The Aranyaprathet/Poipet border crossing between Thailand and Cambodia has a bad reputation among travelers, but we didn’t have any problems. I think all of the problems associated with the border (corrupt officials, scams, and onward transportation) are no longer an issue.
It’s crazy how a line on a map can change everything. The countries in Asia really are as different from each other as the countries within Europe are. One of the first things I noticed is how much poorer Cambodia is than Thailand. There’s more trash and filth in the towns. The roads are in bad condition, which is a little ironic, since everyone says the roads are much better now than they were twenty years ago. (I can’t imagine how bad they must have been then!) A fair amount of people ride actual bicycles, not motorbikes. Touts and beggars are out in full force again, something we haven’t really had to deal with since Indonesia.
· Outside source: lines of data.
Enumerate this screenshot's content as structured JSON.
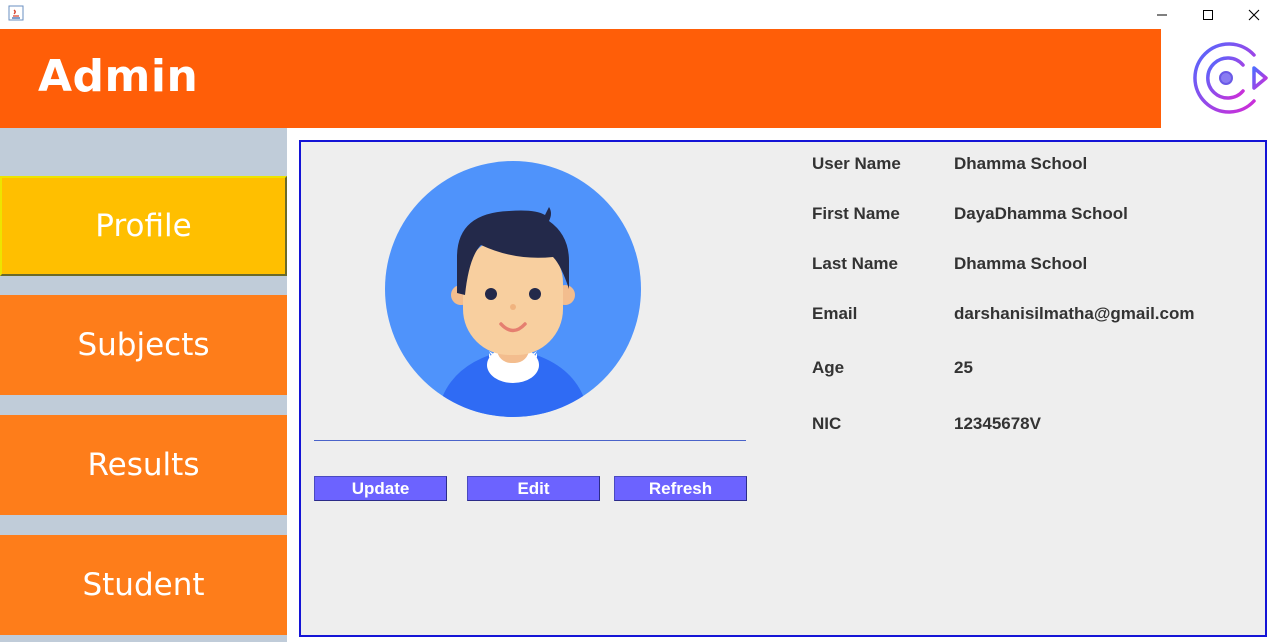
{
  "window": {
    "minimize_glyph": "—",
    "maximize_glyph": "☐",
    "close_glyph": "✕"
  },
  "header": {
    "title": "Admin"
  },
  "sidebar": {
    "items": [
      {
        "label": "Profile",
        "active": true
      },
      {
        "label": "Subjects",
        "active": false
      },
      {
        "label": "Results",
        "active": false
      },
      {
        "label": "Student",
        "active": false
      }
    ]
  },
  "profile": {
    "fields": [
      {
        "label": "User Name",
        "value": "Dhamma School"
      },
      {
        "label": "First Name",
        "value": "DayaDhamma School"
      },
      {
        "label": "Last Name",
        "value": "Dhamma School"
      },
      {
        "label": "Email",
        "value": "darshanisilmatha@gmail.com"
      },
      {
        "label": "Age",
        "value": "25"
      },
      {
        "label": "NIC",
        "value": "12345678V"
      }
    ]
  },
  "actions": {
    "update_label": "Update",
    "edit_label": "Edit",
    "refresh_label": "Refresh"
  },
  "colors": {
    "header_bg": "#ff5e08",
    "nav_bg": "#fe7d1a",
    "nav_active_bg": "#ffbf00",
    "sidebar_bg": "#c0ccd9",
    "button_bg": "#6c63ff",
    "panel_border": "#1414d6"
  },
  "icons": {
    "app": "java-icon",
    "logo": "logout-icon",
    "avatar": "user-avatar"
  }
}
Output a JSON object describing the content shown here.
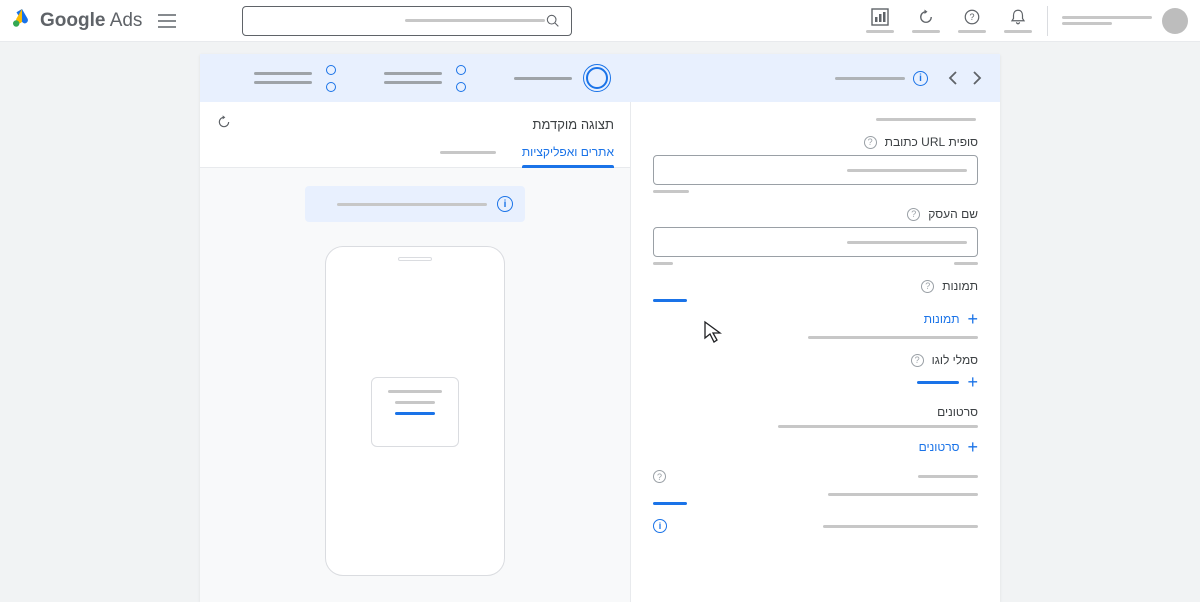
{
  "header": {
    "brand_google": "Google",
    "brand_ads": "Ads",
    "search_placeholder": ""
  },
  "form": {
    "url_suffix_label": "סופית URL כתובת",
    "business_name_label": "שם העסק",
    "images_label": "תמונות",
    "add_images_label": "תמונות",
    "logos_label": "סמלי לוגו",
    "videos_label": "סרטונים",
    "add_videos_label": "סרטונים"
  },
  "preview": {
    "title": "תצוגה מוקדמת",
    "tab_sites_apps": "אתרים ואפליקציות",
    "tab_other": ""
  }
}
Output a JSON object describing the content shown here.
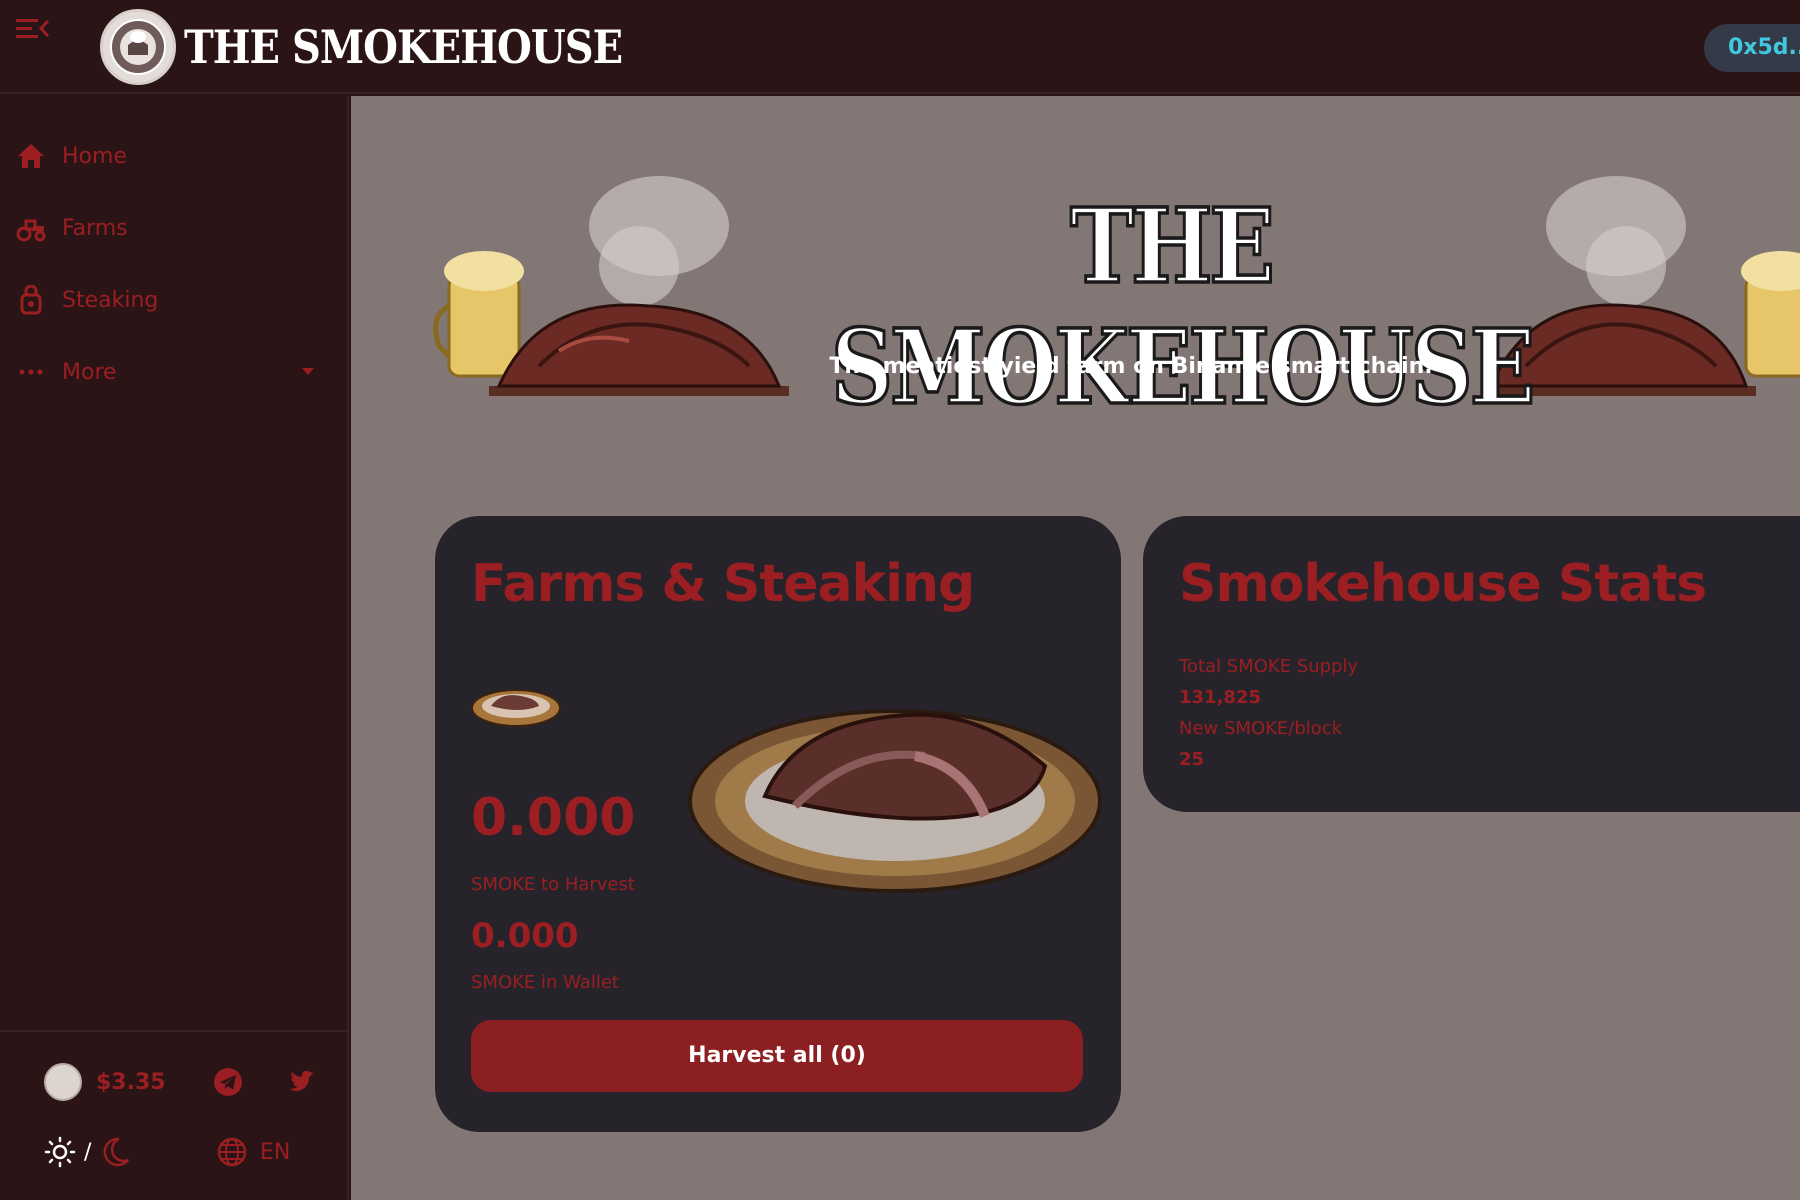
{
  "header": {
    "brand_name": "THE SMOKEHOUSE",
    "wallet_address": "0x5d..."
  },
  "sidebar": {
    "items": [
      {
        "label": "Home",
        "icon": "home-icon"
      },
      {
        "label": "Farms",
        "icon": "tractor-icon"
      },
      {
        "label": "Steaking",
        "icon": "lock-icon"
      },
      {
        "label": "More",
        "icon": "more-icon"
      }
    ],
    "footer": {
      "price": "$3.35",
      "theme_separator": "/",
      "language": "EN"
    }
  },
  "hero": {
    "title": "THE SMOKEHOUSE",
    "subtitle": "The meatiest yield farm on Binance smart chain."
  },
  "farms_card": {
    "title": "Farms & Steaking",
    "harvest_value": "0.000",
    "harvest_label": "SMOKE to Harvest",
    "wallet_value": "0.000",
    "wallet_label": "SMOKE in Wallet",
    "harvest_button": "Harvest all (0)"
  },
  "stats_card": {
    "title": "Smokehouse Stats",
    "total_supply_label": "Total SMOKE Supply",
    "total_supply_value": "131,825",
    "per_block_label": "New SMOKE/block",
    "per_block_value": "25"
  },
  "colors": {
    "accent": "#9a1e22",
    "background": "#2a1416",
    "main_bg": "#827775",
    "card_bg": "#26242a",
    "wallet_text": "#3fc8e0"
  }
}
Other things have changed as well. The food has, in my opinion, taken a turn for the worse. Grilled meat here is excellent, but most dishes seem to lean heavily on cucumbers and onions. (Maybe they’re cheaper?) I don’t dislike cucumbers and onions, but they’re not my favorite vegetables. At least bread is common here, probably because we’ve reached former French Indochina territory. I didn’t realize how much I missed bread until I bit into a freshly baked baguette.
Money is pretty confusing here. They have a local currency, the riel, but mostly use US dollars. That sounds simple enough, but they don’t have any US change, so they use the riel as change. The exchange rate is about 4,000 to $1, so if your bill is $6.25 and you pay with a $10, you’re going to get $3 and 3,000 riel back as change. And to make things even more confusing, they also use the Thai baht, so prices can be given in dollars, riel, baht, or a combination of them, and we have to figure out which one is the best price.
The language is different, of course. The people look different. The tuk tuks are different here. In Thailand, tuk tuks are small, three-wheeled vehicles with the driver in front and a bench in the back for the passengers. Here, tuk tuks are chariot-like trailers pulled by motorbikes. The dirt is red and dry, like it was in Australia. Everything is dusty. It even smells different here, but I have no idea how to describe the smell. It’s not bad or stinky, just different.
And, sadly, there is evidence all over of Cambodia’s tragic past. After enduring war and genocide of an estimated two million people by Pol Pot and the Khmer Rouge regime, the country faced a new problem: land mines. Until recently, Cambodia was one of the most heavily mined countries in the world and right away I noticed how many amputees and handicapped people there are. The land mines also stopped people from using large areas of land, which is partly why Cambodia is less developed. (If you want to read more about land mines in Cambodia, I highly recommend this National Geographic article.)
Clearly Cambodia is going to be a whole new ballgame. Most tourists blow right through here, stopping only in Siem Reap and Phnom Penh, but we decided to stay just a little bit longer to see more. It may not be as pleasant or fun as Thailand, but I’m looking forward to learning more about Cambodia.